_Task description_.
The entries below should be given again exactly, minus their pictures.

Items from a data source
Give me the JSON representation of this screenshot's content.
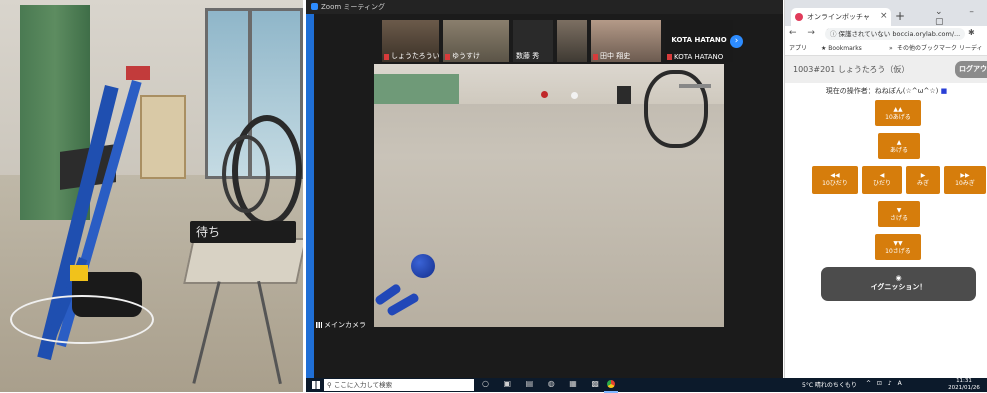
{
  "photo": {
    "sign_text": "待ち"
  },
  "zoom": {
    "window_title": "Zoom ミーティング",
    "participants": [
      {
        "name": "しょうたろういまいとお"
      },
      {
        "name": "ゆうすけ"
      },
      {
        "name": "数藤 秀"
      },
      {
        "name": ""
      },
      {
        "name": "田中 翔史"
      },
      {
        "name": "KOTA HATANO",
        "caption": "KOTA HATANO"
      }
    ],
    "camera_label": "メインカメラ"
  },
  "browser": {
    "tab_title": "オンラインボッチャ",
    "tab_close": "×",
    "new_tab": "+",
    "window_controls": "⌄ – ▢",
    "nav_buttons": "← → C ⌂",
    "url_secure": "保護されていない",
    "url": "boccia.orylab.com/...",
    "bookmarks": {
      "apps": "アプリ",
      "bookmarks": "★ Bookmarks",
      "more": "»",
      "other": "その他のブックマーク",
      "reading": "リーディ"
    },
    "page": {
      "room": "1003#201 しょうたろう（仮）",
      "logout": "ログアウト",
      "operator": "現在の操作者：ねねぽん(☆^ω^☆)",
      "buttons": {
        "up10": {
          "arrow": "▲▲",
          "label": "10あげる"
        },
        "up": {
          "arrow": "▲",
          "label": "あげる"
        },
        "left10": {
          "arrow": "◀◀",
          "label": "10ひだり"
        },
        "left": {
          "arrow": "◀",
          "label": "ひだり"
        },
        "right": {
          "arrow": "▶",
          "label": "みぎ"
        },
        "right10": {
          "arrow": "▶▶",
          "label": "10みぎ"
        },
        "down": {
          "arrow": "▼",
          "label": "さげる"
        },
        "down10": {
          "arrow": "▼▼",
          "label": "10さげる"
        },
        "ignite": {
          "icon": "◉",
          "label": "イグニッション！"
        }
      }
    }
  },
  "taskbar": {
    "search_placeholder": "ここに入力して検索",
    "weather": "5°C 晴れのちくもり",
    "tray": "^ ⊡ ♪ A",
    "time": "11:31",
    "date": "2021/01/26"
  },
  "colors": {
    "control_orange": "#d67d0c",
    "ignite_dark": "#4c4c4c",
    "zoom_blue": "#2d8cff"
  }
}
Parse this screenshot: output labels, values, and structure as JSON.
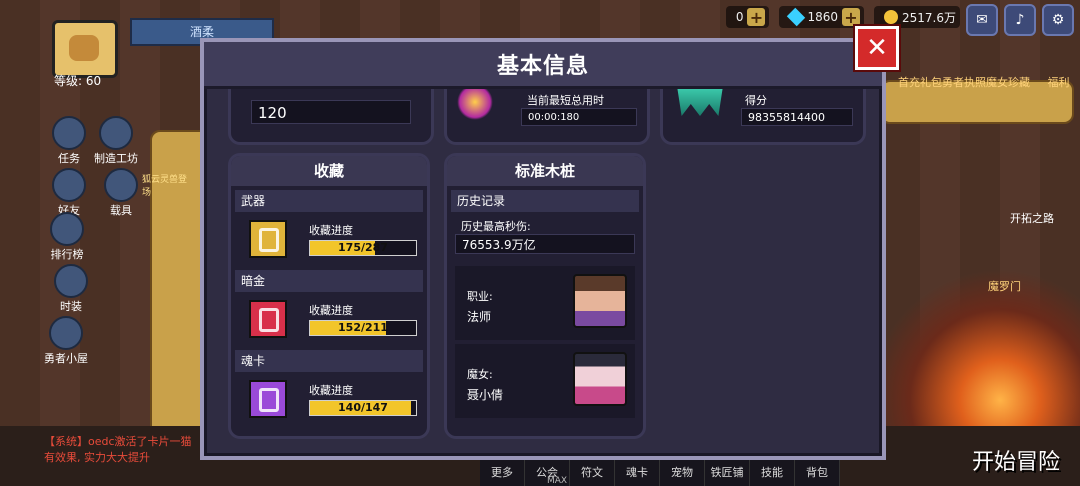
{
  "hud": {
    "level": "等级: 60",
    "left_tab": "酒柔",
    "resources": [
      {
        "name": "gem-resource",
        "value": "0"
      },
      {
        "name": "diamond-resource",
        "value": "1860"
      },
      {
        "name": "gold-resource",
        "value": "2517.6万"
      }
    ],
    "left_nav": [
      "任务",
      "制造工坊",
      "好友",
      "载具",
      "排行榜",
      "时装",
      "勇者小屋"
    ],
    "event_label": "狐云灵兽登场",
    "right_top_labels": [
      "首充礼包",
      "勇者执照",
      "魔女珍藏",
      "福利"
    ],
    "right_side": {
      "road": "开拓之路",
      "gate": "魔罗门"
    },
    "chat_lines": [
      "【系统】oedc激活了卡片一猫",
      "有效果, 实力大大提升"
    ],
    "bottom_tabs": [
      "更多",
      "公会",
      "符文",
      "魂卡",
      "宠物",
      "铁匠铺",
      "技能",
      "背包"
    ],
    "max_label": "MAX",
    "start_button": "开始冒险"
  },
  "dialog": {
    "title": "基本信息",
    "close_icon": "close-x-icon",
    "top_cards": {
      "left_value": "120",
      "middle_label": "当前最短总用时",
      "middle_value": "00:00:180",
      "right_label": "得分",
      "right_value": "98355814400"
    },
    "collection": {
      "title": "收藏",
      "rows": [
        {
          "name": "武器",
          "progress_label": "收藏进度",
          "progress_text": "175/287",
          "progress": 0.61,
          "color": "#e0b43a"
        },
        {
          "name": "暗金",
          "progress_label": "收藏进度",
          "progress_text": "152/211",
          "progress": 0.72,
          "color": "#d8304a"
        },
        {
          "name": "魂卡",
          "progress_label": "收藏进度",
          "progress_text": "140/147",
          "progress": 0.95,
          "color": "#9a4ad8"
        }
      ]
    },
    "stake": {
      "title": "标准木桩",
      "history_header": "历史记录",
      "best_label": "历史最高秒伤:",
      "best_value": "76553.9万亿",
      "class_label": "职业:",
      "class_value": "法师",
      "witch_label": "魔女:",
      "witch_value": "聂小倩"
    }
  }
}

_Completed exercise_.
Give me the JSON representation of this screenshot's content.
{
  "photo": {
    "sign_text": "待ち"
  },
  "zoom": {
    "window_title": "Zoom ミーティング",
    "participants": [
      {
        "name": "しょうたろういまいとお"
      },
      {
        "name": "ゆうすけ"
      },
      {
        "name": "数藤 秀"
      },
      {
        "name": ""
      },
      {
        "name": "田中 翔史"
      },
      {
        "name": "KOTA HATANO",
        "caption": "KOTA HATANO"
      }
    ],
    "camera_label": "メインカメラ"
  },
  "browser": {
    "tab_title": "オンラインボッチャ",
    "tab_close": "×",
    "new_tab": "+",
    "window_controls": "⌄ – ▢",
    "nav_buttons": "← → C ⌂",
    "url_secure": "保護されていない",
    "url": "boccia.orylab.com/...",
    "bookmarks": {
      "apps": "アプリ",
      "bookmarks": "★ Bookmarks",
      "more": "»",
      "other": "その他のブックマーク",
      "reading": "リーディ"
    },
    "page": {
      "room": "1003#201 しょうたろう（仮）",
      "logout": "ログアウト",
      "operator": "現在の操作者：ねねぽん(☆^ω^☆)",
      "buttons": {
        "up10": {
          "arrow": "▲▲",
          "label": "10あげる"
        },
        "up": {
          "arrow": "▲",
          "label": "あげる"
        },
        "left10": {
          "arrow": "◀◀",
          "label": "10ひだり"
        },
        "left": {
          "arrow": "◀",
          "label": "ひだり"
        },
        "right": {
          "arrow": "▶",
          "label": "みぎ"
        },
        "right10": {
          "arrow": "▶▶",
          "label": "10みぎ"
        },
        "down": {
          "arrow": "▼",
          "label": "さげる"
        },
        "down10": {
          "arrow": "▼▼",
          "label": "10さげる"
        },
        "ignite": {
          "icon": "◉",
          "label": "イグニッション！"
        }
      }
    }
  },
  "taskbar": {
    "search_placeholder": "ここに入力して検索",
    "weather": "5°C 晴れのちくもり",
    "tray": "^ ⊡ ♪ A",
    "time": "11:31",
    "date": "2021/01/26"
  },
  "colors": {
    "control_orange": "#d67d0c",
    "ignite_dark": "#4c4c4c",
    "zoom_blue": "#2d8cff"
  }
}
Parse this screenshot: output labels, values, and structure as JSON.
{
  "hud": {
    "level": "等级: 60",
    "left_tab": "酒柔",
    "resources": [
      {
        "name": "gem-resource",
        "value": "0"
      },
      {
        "name": "diamond-resource",
        "value": "1860"
      },
      {
        "name": "gold-resource",
        "value": "2517.6万"
      }
    ],
    "left_nav": [
      "任务",
      "制造工坊",
      "好友",
      "载具",
      "排行榜",
      "时装",
      "勇者小屋"
    ],
    "event_label": "狐云灵兽登场",
    "right_top_labels": [
      "首充礼包",
      "勇者执照",
      "魔女珍藏",
      "福利"
    ],
    "right_side": {
      "road": "开拓之路",
      "gate": "魔罗门"
    },
    "chat_lines": [
      "【系统】oedc激活了卡片一猫",
      "有效果, 实力大大提升"
    ],
    "bottom_tabs": [
      "更多",
      "公会",
      "符文",
      "魂卡",
      "宠物",
      "铁匠铺",
      "技能",
      "背包"
    ],
    "max_label": "MAX",
    "start_button": "开始冒险"
  },
  "dialog": {
    "title": "基本信息",
    "close_icon": "close-x-icon",
    "top_cards": {
      "left_value": "120",
      "middle_label": "当前最短总用时",
      "middle_value": "00:00:180",
      "right_label": "得分",
      "right_value": "98355814400"
    },
    "collection": {
      "title": "收藏",
      "rows": [
        {
          "name": "武器",
          "progress_label": "收藏进度",
          "progress_text": "175/287",
          "progress": 0.61,
          "color": "#e0b43a"
        },
        {
          "name": "暗金",
          "progress_label": "收藏进度",
          "progress_text": "152/211",
          "progress": 0.72,
          "color": "#d8304a"
        },
        {
          "name": "魂卡",
          "progress_label": "收藏进度",
          "progress_text": "140/147",
          "progress": 0.95,
          "color": "#9a4ad8"
        }
      ]
    },
    "stake": {
      "title": "标准木桩",
      "history_header": "历史记录",
      "best_label": "历史最高秒伤:",
      "best_value": "76553.9万亿",
      "class_label": "职业:",
      "class_value": "法师",
      "witch_label": "魔女:",
      "witch_value": "聂小倩"
    }
  }
}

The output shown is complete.